Dr. Henry Lee, a major defense witness, accused the Meriden Record-Journal of "completely" misquoting comments he made during an address at a rotary luncheon in Wallingford.
According to the Record-Journal, Lee was asked by an audience member if the police should have investigated anyone else for the murders of Ron Goldman and Nicole Brown Simpson. Lee, who had asked that his comments during the luncheon be off the record, reportedly responded, "Jason."
Donald Schiller, managing editor of the Record-Journal, said that after Lee spoke, he approached the Record-Journal reporter.
"He told our reporter not to use his comments, and that if we did, he would deny that he made them," Schiller said.
Shortly after the newspaper printed Lee's remarks, the criminologist called a news conference to deny that he had singled out Simpson's son.
What he actually said was that no one could be ruled out as a suspect, Lee said.

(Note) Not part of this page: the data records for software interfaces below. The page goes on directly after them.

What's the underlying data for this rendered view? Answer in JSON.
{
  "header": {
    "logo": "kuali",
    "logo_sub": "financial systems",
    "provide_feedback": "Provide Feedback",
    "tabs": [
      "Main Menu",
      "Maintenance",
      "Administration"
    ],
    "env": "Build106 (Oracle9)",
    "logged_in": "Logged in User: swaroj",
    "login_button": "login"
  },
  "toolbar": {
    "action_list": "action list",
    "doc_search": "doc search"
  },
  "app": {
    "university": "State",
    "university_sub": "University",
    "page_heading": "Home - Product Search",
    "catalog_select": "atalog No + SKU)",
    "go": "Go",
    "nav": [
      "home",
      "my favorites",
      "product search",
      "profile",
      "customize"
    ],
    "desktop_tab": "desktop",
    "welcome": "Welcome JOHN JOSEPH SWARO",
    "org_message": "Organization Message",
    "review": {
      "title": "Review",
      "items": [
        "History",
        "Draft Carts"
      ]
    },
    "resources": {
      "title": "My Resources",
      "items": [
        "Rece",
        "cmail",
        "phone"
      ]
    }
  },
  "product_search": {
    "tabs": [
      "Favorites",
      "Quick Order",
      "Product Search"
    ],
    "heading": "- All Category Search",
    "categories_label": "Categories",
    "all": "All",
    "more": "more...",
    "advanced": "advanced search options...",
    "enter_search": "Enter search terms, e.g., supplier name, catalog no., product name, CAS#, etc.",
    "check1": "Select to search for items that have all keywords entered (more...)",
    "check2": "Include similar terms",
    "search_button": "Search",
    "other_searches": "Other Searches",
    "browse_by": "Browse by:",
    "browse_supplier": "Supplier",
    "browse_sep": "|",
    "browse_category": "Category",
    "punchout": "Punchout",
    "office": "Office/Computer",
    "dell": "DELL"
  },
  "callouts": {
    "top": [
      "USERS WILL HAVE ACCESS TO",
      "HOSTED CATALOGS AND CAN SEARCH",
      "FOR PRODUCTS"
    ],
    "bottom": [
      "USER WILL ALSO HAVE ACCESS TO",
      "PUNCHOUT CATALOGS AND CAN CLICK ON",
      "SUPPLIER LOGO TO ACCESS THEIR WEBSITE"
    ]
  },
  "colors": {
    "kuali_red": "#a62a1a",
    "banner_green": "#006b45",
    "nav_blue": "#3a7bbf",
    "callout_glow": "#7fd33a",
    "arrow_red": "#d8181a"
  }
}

"I responded that everyone, including Jason ? or even me ? were suspects in a case like this until proven otherwise," Lee told the New York Post.
Schiller said the Record-Journal "absolutely" stands by its reporting. While other media picked up the story, not all of them got it right, he said.
"What surprised me was some of the TV coverage of it," Schiller said. "One station described Lee as the victim of 'an apparent misunderstanding.' I don't know where that came from because there was no misunderstanding."
Last week was the second time Lee has accused the press of misquoting him. Last spring, the Bridgeport Connecticut Post reported that Lee accused the LAPD of framing Simpson. After the story ran, the criminologist said he had been referring to the inadequate evidence-examination tools that were given to him by the prosecution.
By: Dorothy Giobbe A CONNECTICUT NEWSPAPER was forced on the defensive last week after reporting that a criminologist in the O.J. Simpson murder trial said the police should have considered Simpson's son, Jason, a suspect in the brutal double slaying.